**DATA FOR PROCESSING:**
▶

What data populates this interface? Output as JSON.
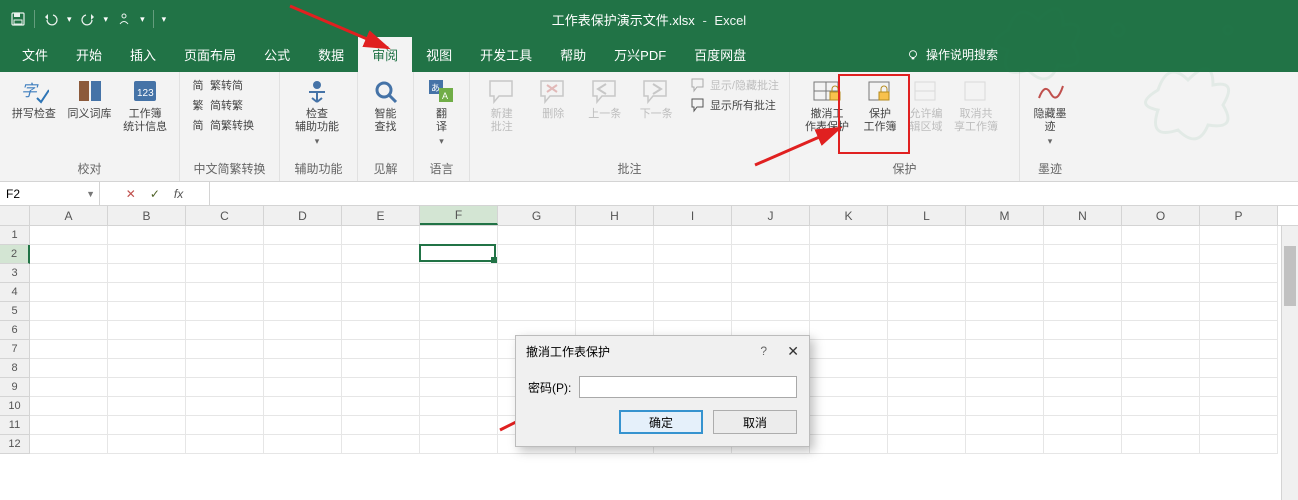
{
  "titlebar": {
    "filename": "工作表保护演示文件.xlsx",
    "app": "Excel"
  },
  "tabs": {
    "file": "文件",
    "home": "开始",
    "insert": "插入",
    "layout": "页面布局",
    "formulas": "公式",
    "data": "数据",
    "review": "审阅",
    "view": "视图",
    "developer": "开发工具",
    "help": "帮助",
    "wxpdf": "万兴PDF",
    "baidu": "百度网盘",
    "tellme": "操作说明搜索"
  },
  "ribbon": {
    "proofing": {
      "spelling": "拼写检查",
      "thesaurus": "同义词库",
      "workbookstats": "工作簿\n统计信息",
      "group": "校对"
    },
    "chinese": {
      "l1": "繁转简",
      "l2": "简转繁",
      "l3": "简繁转换",
      "group": "中文简繁转换"
    },
    "accessibility": {
      "check": "检查\n辅助功能",
      "group": "辅助功能"
    },
    "insights": {
      "smart": "智能\n查找",
      "group": "见解"
    },
    "language": {
      "translate": "翻\n译",
      "group": "语言"
    },
    "comments": {
      "new": "新建\n批注",
      "delete": "删除",
      "prev": "上一条",
      "next": "下一条",
      "show_hide": "显示/隐藏批注",
      "show_all": "显示所有批注",
      "group": "批注"
    },
    "protect": {
      "unprotect": "撤消工\n作表保护",
      "protect_wb_l1": "保护",
      "protect_wb_l2": "工作簿",
      "allow_edit_l1": "允许编",
      "allow_edit_l2": "辑区域",
      "unshare_l1": "取消共",
      "unshare_l2": "享工作簿",
      "group": "保护"
    },
    "ink": {
      "hide": "隐藏墨\n迹",
      "group": "墨迹"
    }
  },
  "formula_bar": {
    "name": "F2",
    "fx": "fx"
  },
  "columns": [
    "A",
    "B",
    "C",
    "D",
    "E",
    "F",
    "G",
    "H",
    "I",
    "J",
    "K",
    "L",
    "M",
    "N",
    "O",
    "P"
  ],
  "rows": [
    "1",
    "2",
    "3",
    "4",
    "5",
    "6",
    "7",
    "8",
    "9",
    "10",
    "11",
    "12"
  ],
  "active": {
    "col_index": 5,
    "row_index": 1
  },
  "dialog": {
    "title": "撤消工作表保护",
    "pwd_label": "密码(P):",
    "ok": "确定",
    "cancel": "取消"
  }
}
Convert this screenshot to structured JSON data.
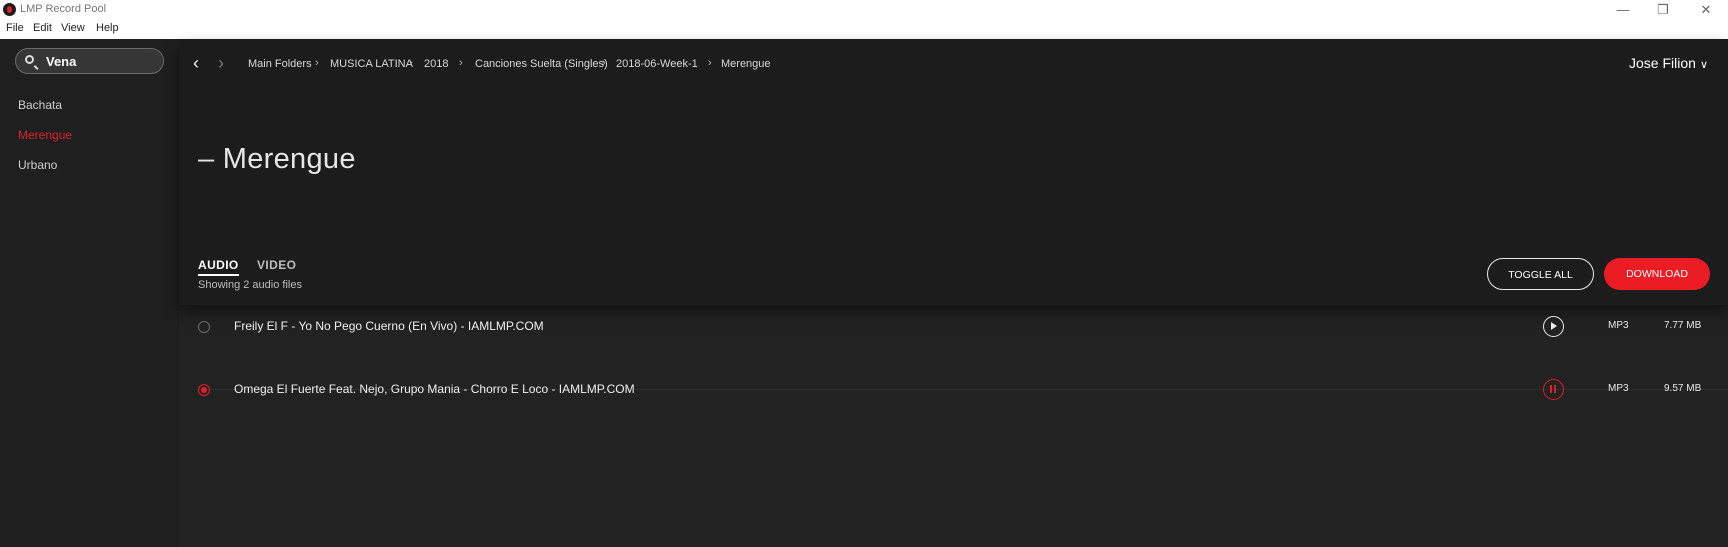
{
  "window": {
    "title": "LMP Record Pool",
    "controls": [
      "minimize-icon",
      "restore-icon",
      "close-icon"
    ]
  },
  "menu": {
    "items": [
      "File",
      "Edit",
      "View",
      "Help"
    ]
  },
  "sidebar": {
    "search": {
      "value": "Vena",
      "icon": "search-icon"
    },
    "items": [
      {
        "label": "Bachata",
        "active": false
      },
      {
        "label": "Merengue",
        "active": true
      },
      {
        "label": "Urbano",
        "active": false
      }
    ]
  },
  "breadcrumb": [
    "Main Folders",
    "MUSICA LATINA",
    "2018",
    "Canciones Suelta (Singles)",
    "2018-06-Week-1",
    "Merengue"
  ],
  "user": {
    "name": "Jose Filion"
  },
  "page": {
    "title": "– Merengue",
    "tabs": [
      {
        "label": "AUDIO",
        "active": true
      },
      {
        "label": "VIDEO",
        "active": false
      }
    ],
    "count_text": "Showing 2 audio files"
  },
  "actions": {
    "toggle_all": "TOGGLE ALL",
    "download": "DOWNLOAD"
  },
  "tracks": [
    {
      "name": "Freily El F - Yo No Pego Cuerno (En Vivo) - IAMLMP.COM",
      "format": "MP3",
      "size": "7.77 MB",
      "selected": false,
      "state": "stopped"
    },
    {
      "name": "Omega El Fuerte Feat. Nejo, Grupo Mania - Chorro E Loco - IAMLMP.COM",
      "format": "MP3",
      "size": "9.57 MB",
      "selected": true,
      "state": "playing"
    }
  ],
  "colors": {
    "accent": "#e02027",
    "download_button": "#ec1c24",
    "background": "#222222",
    "sidebar": "#1f1f1f"
  }
}
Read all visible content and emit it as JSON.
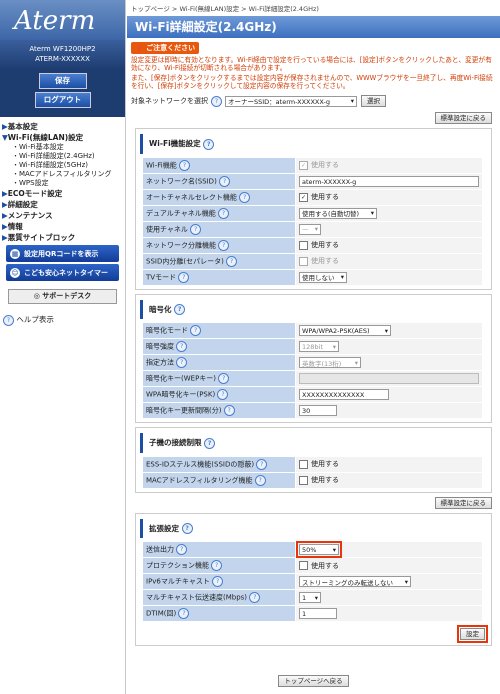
{
  "sidebar": {
    "logo": "Aterm",
    "model_line1": "Aterm WF1200HP2",
    "model_line2": "ATERM-XXXXXX",
    "save_label": "保存",
    "logout_label": "ログアウト",
    "nav": [
      {
        "label": "基本設定"
      },
      {
        "label": "Wi-Fi(無線LAN)設定",
        "sub": [
          "Wi-Fi基本設定",
          "Wi-Fi詳細設定(2.4GHz)",
          "Wi-Fi詳細設定(5GHz)",
          "MACアドレスフィルタリング",
          "WPS設定"
        ]
      },
      {
        "label": "ECOモード設定"
      },
      {
        "label": "詳細設定"
      },
      {
        "label": "メンテナンス"
      },
      {
        "label": "情報"
      },
      {
        "label": "悪質サイトブロック"
      }
    ],
    "qr_button": "設定用QRコードを表示",
    "timer_button": "こども安心ネットタイマー",
    "support_button": "サポートデスク",
    "help": "ヘルプ表示"
  },
  "breadcrumb": "トップページ > Wi-Fi(無線LAN)設定 > Wi-Fi詳細設定(2.4GHz)",
  "title": "Wi-Fi詳細設定(2.4GHz)",
  "caution": {
    "title": "ご注意ください",
    "line1": "設定変更は即時に有効となります。Wi-Fi経由で設定を行っている場合には、[設定]ボタンをクリックしたあと、変更が有効になり、Wi-Fi接続が切断される場合があります。",
    "line2": "また、[保存]ボタンをクリックするまでは設定内容が保存されませんので、WWWブラウザを一旦終了し、再度Wi-Fi接続を行い、[保存]ボタンをクリックして設定内容の保存を行ってください。"
  },
  "target": {
    "label": "対象ネットワークを選択",
    "value": "オーナーSSID：aterm-XXXXXX-g",
    "select_button": "選択"
  },
  "default_button": "標準設定に戻る",
  "sections": {
    "wifi": {
      "title": "Wi-Fi機能設定",
      "rows": {
        "wifi_func": {
          "label": "Wi-Fi機能",
          "value": "使用する"
        },
        "ssid": {
          "label": "ネットワーク名(SSID)",
          "value": "aterm-XXXXXX-g"
        },
        "auto_channel": {
          "label": "オートチャネルセレクト機能",
          "value": "使用する"
        },
        "dual_channel": {
          "label": "デュアルチャネル機能",
          "value": "使用する(自動切替)"
        },
        "channel": {
          "label": "使用チャネル",
          "value": "—"
        },
        "net_sep": {
          "label": "ネットワーク分離機能",
          "value": "使用する"
        },
        "ssid_sep": {
          "label": "SSID内分離(セパレータ)",
          "value": "使用する"
        },
        "tv_mode": {
          "label": "TVモード",
          "value": "使用しない"
        }
      }
    },
    "enc": {
      "title": "暗号化",
      "rows": {
        "mode": {
          "label": "暗号化モード",
          "value": "WPA/WPA2-PSK(AES)"
        },
        "strength": {
          "label": "暗号強度",
          "value": "128bit"
        },
        "method": {
          "label": "指定方法",
          "value": "英数字(13桁)"
        },
        "wep": {
          "label": "暗号化キー(WEPキー)",
          "value": ""
        },
        "psk": {
          "label": "WPA暗号化キー(PSK)",
          "value": "XXXXXXXXXXXXXX"
        },
        "interval": {
          "label": "暗号化キー更新間隔(分)",
          "value": "30"
        }
      }
    },
    "restrict": {
      "title": "子機の接続制限",
      "rows": {
        "stealth": {
          "label": "ESS-IDステルス機能(SSIDの隠蔽)",
          "value": "使用する"
        },
        "mac": {
          "label": "MACアドレスフィルタリング機能",
          "value": "使用する"
        }
      }
    },
    "ext": {
      "title": "拡張設定",
      "rows": {
        "power": {
          "label": "送信出力",
          "value": "50%"
        },
        "protect": {
          "label": "プロテクション機能",
          "value": "使用する"
        },
        "ipv6": {
          "label": "IPv6マルチキャスト",
          "value": "ストリーミングのみ転送しない"
        },
        "mcast": {
          "label": "マルチキャスト伝送速度(Mbps)",
          "value": "1"
        },
        "dtim": {
          "label": "DTIM(回)",
          "value": "1"
        }
      }
    }
  },
  "set_button": "設定",
  "top_button": "トップページへ戻る"
}
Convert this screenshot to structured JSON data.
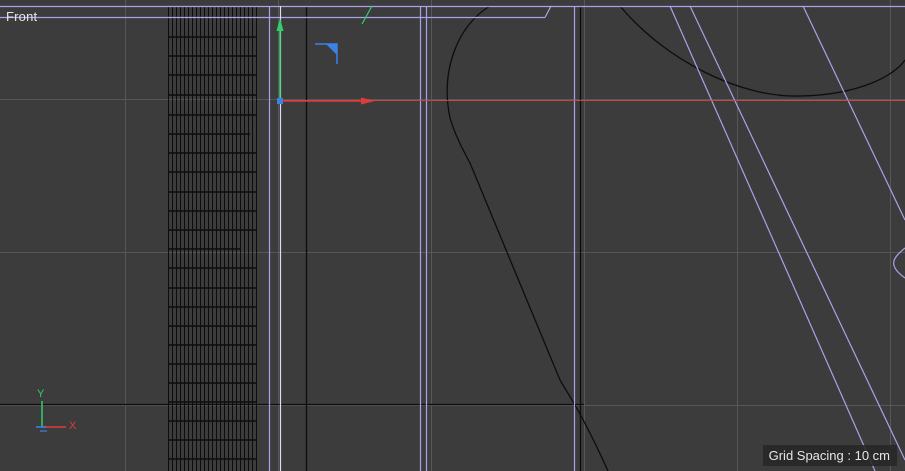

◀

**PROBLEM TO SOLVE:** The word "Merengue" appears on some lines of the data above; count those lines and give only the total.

**WORKED SOLUTION:** 3